Tourmaline is often rather included; growth tubes, liquid inclusions are common and frequently eye-visible. Generally the dominant value-factor is the colour, and with darker stones, this will mask the inclusions. I aim for accuracy and detail in my pictures, which show up every single speck – due to the macro lens and the fact that they are blown up several times past their actual size. This is good because it means that you can see exactly what you are getting but on the other hand be aware that a lot of these tiny inclusions are not easily obvious to the naked eye and do not impact lustre. Above are the pinks, but below, I also have these gorgeous yellows and greens, below. To shop all tourmaline mixed cuts, click here.

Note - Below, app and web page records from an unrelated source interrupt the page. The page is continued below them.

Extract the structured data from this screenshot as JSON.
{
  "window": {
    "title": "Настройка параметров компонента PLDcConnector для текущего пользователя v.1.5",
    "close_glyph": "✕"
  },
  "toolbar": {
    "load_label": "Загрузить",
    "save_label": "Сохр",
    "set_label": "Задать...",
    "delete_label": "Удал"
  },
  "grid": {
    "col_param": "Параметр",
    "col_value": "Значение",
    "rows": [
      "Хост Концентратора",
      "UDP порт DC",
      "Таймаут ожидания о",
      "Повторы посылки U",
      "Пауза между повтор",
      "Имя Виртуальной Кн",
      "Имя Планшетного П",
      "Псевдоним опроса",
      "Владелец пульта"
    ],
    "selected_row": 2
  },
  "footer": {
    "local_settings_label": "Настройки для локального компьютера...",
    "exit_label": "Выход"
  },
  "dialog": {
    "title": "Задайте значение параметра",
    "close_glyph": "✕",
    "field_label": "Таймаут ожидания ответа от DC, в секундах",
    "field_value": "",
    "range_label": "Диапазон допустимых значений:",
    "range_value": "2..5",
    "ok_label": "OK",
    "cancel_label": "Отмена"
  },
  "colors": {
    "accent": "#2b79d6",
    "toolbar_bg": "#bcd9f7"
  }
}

I wrote about these in my newsletter, but I just thought I’d do a bit of an extra post on the large amount of blue topaz I have this month. The rose cut pears and ovals I’ve been offering for a while have been really popular so this month we have expanded the range to include swiss blue and sky blue topaz in a variety of sizes from 6x4mm, 7x5mm to 8x6mm. Sky blue is good value as ever, with prices starting at $2.00 for a 6x4mm pear; swiss blue still experiencing some price rises along with London Blue. Blue topaz is such a good option for adding vibrancy and brilliance without breaking the bank. It takes a superb polish, so high it can feel almost slippery to the touch. The pale sky blue makes a nice aquamarine substitute, and the swiss blue is a lovely serene colour. London blue is in a class of its own; a deep greenish-blue stone that at its best can rival blue tourmaline. It was very reasonably priced and not that well known when I first started out, but quickly became very popular indeed and supply has still not caught up with the sudden up-tick in popularity and it remains pricey. Demand is not abating and suppliers are not treating any more rough, so I think this will remain the case for the forseeable future. To shop sky blue topaz click here; for swiss blue click here and for London blue click here.

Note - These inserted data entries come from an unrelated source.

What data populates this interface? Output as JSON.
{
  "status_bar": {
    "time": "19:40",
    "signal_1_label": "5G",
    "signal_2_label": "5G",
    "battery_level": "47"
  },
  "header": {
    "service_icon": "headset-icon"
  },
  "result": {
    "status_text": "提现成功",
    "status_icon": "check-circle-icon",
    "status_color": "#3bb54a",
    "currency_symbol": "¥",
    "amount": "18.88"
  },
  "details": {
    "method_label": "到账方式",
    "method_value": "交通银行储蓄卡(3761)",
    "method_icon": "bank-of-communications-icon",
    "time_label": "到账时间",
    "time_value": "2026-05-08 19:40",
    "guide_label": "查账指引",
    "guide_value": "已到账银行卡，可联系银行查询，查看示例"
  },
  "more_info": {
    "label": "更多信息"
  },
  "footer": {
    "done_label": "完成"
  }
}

Our February 2017 newsletter is out, and we’ve got an ocean of blue topaz this month; new stock items as well as some old faves back in stock! Plus a great offer for the entire month! Click here to read the newsletter, or why not sign up on the joopygems home page to make sure you never miss out?
Just the thing to brighten up a winter’s day; a treasure trove of gems. Have a look at my January 2017 newsletter for gem news and a fantastic reader offer. I have an offer every month listed in the newsletter, so why not sign up at joopygems.com to make sure you never miss out?! Or for US customers, you can read the US version here and sign up for it at www.joopygemsusa.com.